Domain controllers are a vital part of your network. To protect them you should make sure that the firewall is enabled and only the required ports for your Domain Controller are opened. But which ports are those?
The primary function of the domain controller is of course the Active Directory. For the clients to be able to communicate with the AD, some ports need to be opened in the firewall.
In this article, we will look at which ports are required for the domain controller.
Domain Controller Ports
The Windows firewall is configured automatically when you install a new Domain Controller. All the required ports for your Active Directory are added automatically. But when you for example want to segment your network with VLANs, then you will need to make sure that the correct ports are open between your domain controller and clients.
Let’s first take a look at the ports that you need to open on your domain controller:
|RPC Endpoint Mapper
|Kerberos password change
|LDAP Global Catalog / LDAP GC SSL
|RPC Ephemeral Ports
* If you are running Windows 2012 or higher, then the NetBIOS ports are not required anymore. Netbios is replaced with SMB (Samba).
If you plan to use the Active Directory PowerShell module or the Active Directory Administrative Center, then you will need to make sure that port 9389 is opened as well.
TipMake sure you checkout my Domain Controller Health reporting script as well.
The RPC Port range of 49152-65535 is needed for the communication between the clients and the domain controller. The port number is randomly assigned to the client. It’s possible to limit the range through a registry key, but it’s really not recommended to do this because it might break more than you want.

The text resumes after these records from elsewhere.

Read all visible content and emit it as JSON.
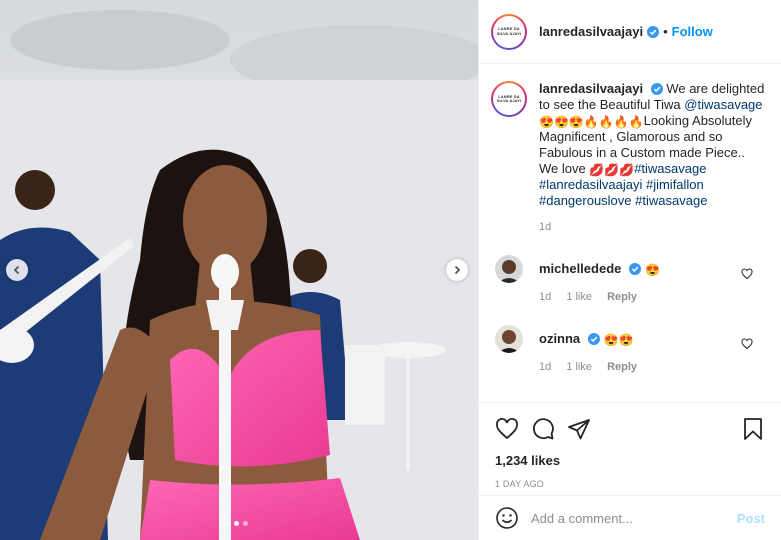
{
  "post": {
    "username": "lanredasilvaajayi",
    "follow_label": "Follow",
    "separator": "•",
    "logo_text": "LANRE DA SILVA AJAYI",
    "caption": {
      "text_intro": "We are delighted to see the Beautiful Tiwa",
      "mention": "@tiwasavage",
      "emojis_1": "😍😍😍🔥🔥🔥🔥",
      "text_body": "Looking Absolutely Magnificent , Glamorous and so Fabulous in a Custom made Piece..",
      "love_text": "We love",
      "lips": "💋💋💋",
      "hashtags": [
        "#tiwasavage",
        "#lanredasilvaajayi",
        "#jimifallon",
        "#dangerouslove",
        "#tiwasavage"
      ],
      "age": "1d"
    },
    "comments": [
      {
        "username": "michelledede",
        "text": "😍",
        "age": "1d",
        "likes": "1 like",
        "reply": "Reply"
      },
      {
        "username": "ozinna",
        "text": "😍😍",
        "age": "1d",
        "likes": "1 like",
        "reply": "Reply"
      }
    ],
    "likes": "1,234 likes",
    "date": "1 DAY AGO",
    "add_comment_placeholder": "Add a comment...",
    "post_label": "Post",
    "carousel": {
      "total": 3,
      "active": 2
    }
  },
  "colors": {
    "accent": "#0095f6",
    "dress": "#f0479b",
    "post_disabled": "#b2dffc"
  },
  "icons": [
    "chevron-left-icon",
    "chevron-right-icon",
    "verified-badge-icon",
    "heart-icon",
    "comment-icon",
    "share-icon",
    "bookmark-icon",
    "smiley-icon"
  ]
}
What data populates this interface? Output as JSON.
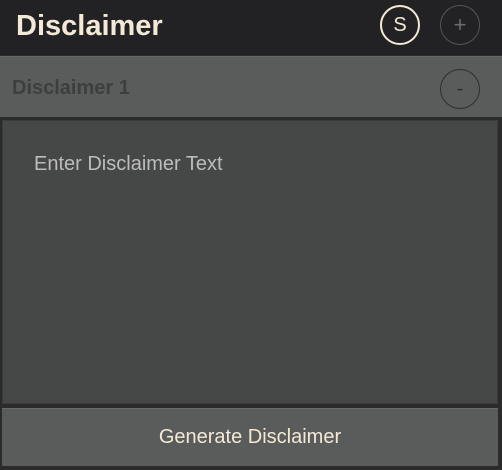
{
  "header": {
    "title": "Disclaimer",
    "s_button_label": "S",
    "add_button_label": "+"
  },
  "section": {
    "label": "Disclaimer 1",
    "remove_button_label": "-"
  },
  "disclaimer_input": {
    "placeholder": "Enter Disclaimer Text",
    "value": ""
  },
  "footer": {
    "generate_button_label": "Generate Disclaimer"
  }
}
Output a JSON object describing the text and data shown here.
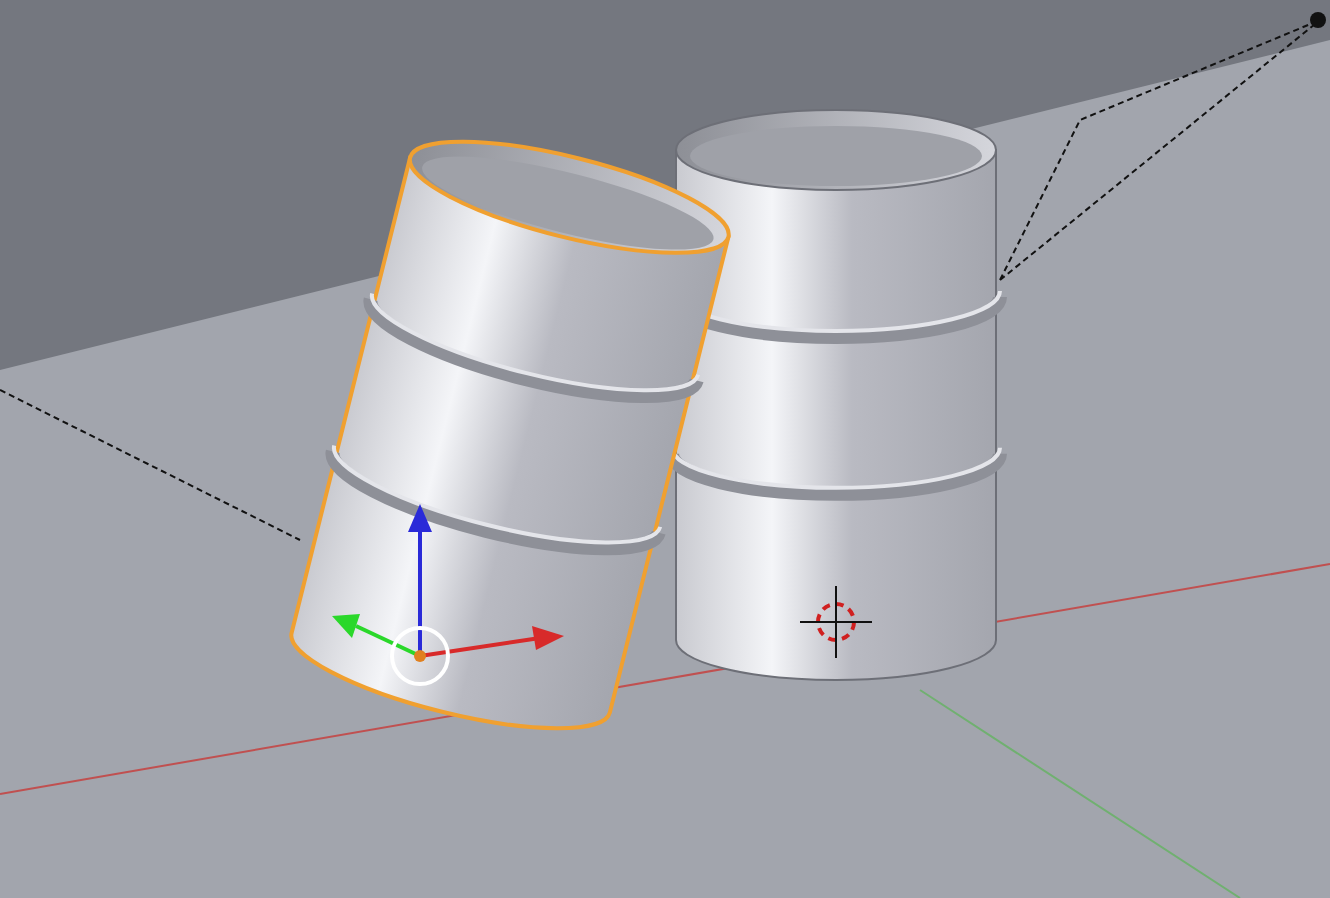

Port 53 – DNS
Domain Name System (DNS) communication takes place over TCP and UDP port 53. DNS resolution is critical for domain controller location and name resolution.
Port 88 – Kerberos
Kerberos is an authentication protocol used by Windows. It operates on TCP and UDP port 88. It’s essential for secure authentication within the domain.
Port 123 -W32Time
While not directly related to domain controller operations, port 123 plays a crucial role in maintaining the synchronization of time across a network. Accurate timekeeping is essential in IT environments, especially in Active Directory, as it ensures consistent and secure authentication and access control.
Port 135 – RPC Endpoint Mapper
Port 135 is a critical client/server port used by numerous Microsoft services. In this process, the client initially connects to the RPC mapper service on port 135 to determine the dynamic port range on which the desired service is listening. The RPC mapper then responds with the port information, allowing the client to establish a connection.
Port 389 – LDAP
Lightweight Directory Access Protocol (LDAP) operates on TCP and UDP port 389. It’s used for basic LDAP queries and directory updates. LDAP is the backbone of Active Directory, facilitating user authentication and directory lookups.
Port 445 – SMB
Port 445 is used for the SMB Protocol. It’s used by the Active Directory to get GPO information. Besides that, the protocol is also used for file and printer sharing.
Port 636 – LDAP
For enhanced security, LDAPS (LDAP over SSL) operates on TCP port 636. LDAPS encrypts the data transmitted between domain controllers, safeguarding sensitive information.
Port 3268/3269 – LDAP Global Catalog
The ports 3268 and the secure version 3269 (which uses SSL) are used for querying the LDAP Global Catalog.
Port 49152-65535 – RPC Ephemeral Ports
A port in this range is allocated to the client after the initial contact with the RPC Mapper on port 135.
If you are using Active Directory Federations Services (ADFS), then you will need to make sure that the following ports are open as well:
|Active Directory Federations Services (ADFS)
Port 5985 is needed when using Azure AD Connect or Federation/WAP servers. Port 49443 is needed for ADFS when using certificate-based authentication.
The Windows Firewall on your domain controller is configured correctly by default when you install the Active Directory services. If you are using a third-party firewall on your domain controller, or planning to use VLANs, then you will need to make sure that the listed ports are opened.
As mentioned, NetBIOS ports are not really needed anymore, so it’s better to block them if you don’t have any apps that use them.
I hope you found this article helpful, if you have any questions, just drop a comment below.